__Assignment__
The answer must be every line of the records below that contains the word "chart".
┄┄┄┄┄┄┄┄┄┄
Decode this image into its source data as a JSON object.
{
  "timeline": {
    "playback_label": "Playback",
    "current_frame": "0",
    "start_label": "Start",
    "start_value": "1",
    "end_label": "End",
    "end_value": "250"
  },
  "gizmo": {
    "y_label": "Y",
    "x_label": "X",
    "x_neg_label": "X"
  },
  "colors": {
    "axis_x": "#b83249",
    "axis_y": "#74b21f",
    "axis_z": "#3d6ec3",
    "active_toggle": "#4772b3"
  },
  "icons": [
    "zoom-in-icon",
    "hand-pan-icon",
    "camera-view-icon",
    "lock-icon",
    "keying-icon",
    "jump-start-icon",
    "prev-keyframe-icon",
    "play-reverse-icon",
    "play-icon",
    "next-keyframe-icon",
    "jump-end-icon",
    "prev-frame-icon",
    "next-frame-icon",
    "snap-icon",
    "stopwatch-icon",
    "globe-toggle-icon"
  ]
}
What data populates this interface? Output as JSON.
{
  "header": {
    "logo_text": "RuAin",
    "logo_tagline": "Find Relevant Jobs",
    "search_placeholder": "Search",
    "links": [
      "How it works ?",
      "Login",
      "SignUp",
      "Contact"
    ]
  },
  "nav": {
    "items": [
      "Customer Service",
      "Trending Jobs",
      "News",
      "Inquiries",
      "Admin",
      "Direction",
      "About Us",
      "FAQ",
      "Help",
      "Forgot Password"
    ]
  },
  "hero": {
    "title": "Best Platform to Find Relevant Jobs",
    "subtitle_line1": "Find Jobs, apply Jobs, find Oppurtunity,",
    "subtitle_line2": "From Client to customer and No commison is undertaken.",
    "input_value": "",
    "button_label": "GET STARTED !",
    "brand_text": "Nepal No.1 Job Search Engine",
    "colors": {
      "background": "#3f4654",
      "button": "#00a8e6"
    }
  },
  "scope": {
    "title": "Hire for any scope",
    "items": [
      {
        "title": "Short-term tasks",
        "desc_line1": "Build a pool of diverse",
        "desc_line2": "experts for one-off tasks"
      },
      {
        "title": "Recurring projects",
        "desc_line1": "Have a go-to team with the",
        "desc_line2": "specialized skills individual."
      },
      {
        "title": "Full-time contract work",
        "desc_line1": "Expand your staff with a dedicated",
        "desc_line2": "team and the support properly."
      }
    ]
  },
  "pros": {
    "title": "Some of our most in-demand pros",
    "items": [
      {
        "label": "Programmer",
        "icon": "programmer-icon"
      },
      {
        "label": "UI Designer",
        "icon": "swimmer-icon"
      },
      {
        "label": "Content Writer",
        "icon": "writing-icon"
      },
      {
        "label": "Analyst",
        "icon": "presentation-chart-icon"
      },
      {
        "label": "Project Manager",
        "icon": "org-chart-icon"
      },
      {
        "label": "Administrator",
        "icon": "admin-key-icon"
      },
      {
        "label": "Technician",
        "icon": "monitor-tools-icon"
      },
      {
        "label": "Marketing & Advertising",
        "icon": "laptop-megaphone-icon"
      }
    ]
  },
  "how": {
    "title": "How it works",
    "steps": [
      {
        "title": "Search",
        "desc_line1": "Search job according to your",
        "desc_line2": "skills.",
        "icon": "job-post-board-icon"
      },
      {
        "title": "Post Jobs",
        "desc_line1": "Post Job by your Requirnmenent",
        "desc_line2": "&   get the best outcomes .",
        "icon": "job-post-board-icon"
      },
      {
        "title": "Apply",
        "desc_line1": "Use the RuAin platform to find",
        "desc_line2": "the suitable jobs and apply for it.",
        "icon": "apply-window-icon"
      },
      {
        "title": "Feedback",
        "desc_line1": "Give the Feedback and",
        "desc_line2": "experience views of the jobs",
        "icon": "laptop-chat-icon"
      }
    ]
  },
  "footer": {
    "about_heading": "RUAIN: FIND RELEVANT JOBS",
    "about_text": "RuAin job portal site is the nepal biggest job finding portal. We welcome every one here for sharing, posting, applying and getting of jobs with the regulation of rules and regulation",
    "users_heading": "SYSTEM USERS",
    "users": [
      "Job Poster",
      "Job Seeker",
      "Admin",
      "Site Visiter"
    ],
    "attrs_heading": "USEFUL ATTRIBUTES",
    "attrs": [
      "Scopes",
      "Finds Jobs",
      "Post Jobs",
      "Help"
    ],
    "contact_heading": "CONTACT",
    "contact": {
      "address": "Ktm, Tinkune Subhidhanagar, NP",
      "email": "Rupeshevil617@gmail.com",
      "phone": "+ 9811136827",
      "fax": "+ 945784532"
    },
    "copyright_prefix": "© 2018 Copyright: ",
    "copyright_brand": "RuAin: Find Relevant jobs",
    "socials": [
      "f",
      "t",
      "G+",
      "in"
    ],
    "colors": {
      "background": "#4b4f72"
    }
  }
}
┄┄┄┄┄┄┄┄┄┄
__Solution to this problem__
        "icon": "presentation-chart-icon"
        "icon": "org-chart-icon"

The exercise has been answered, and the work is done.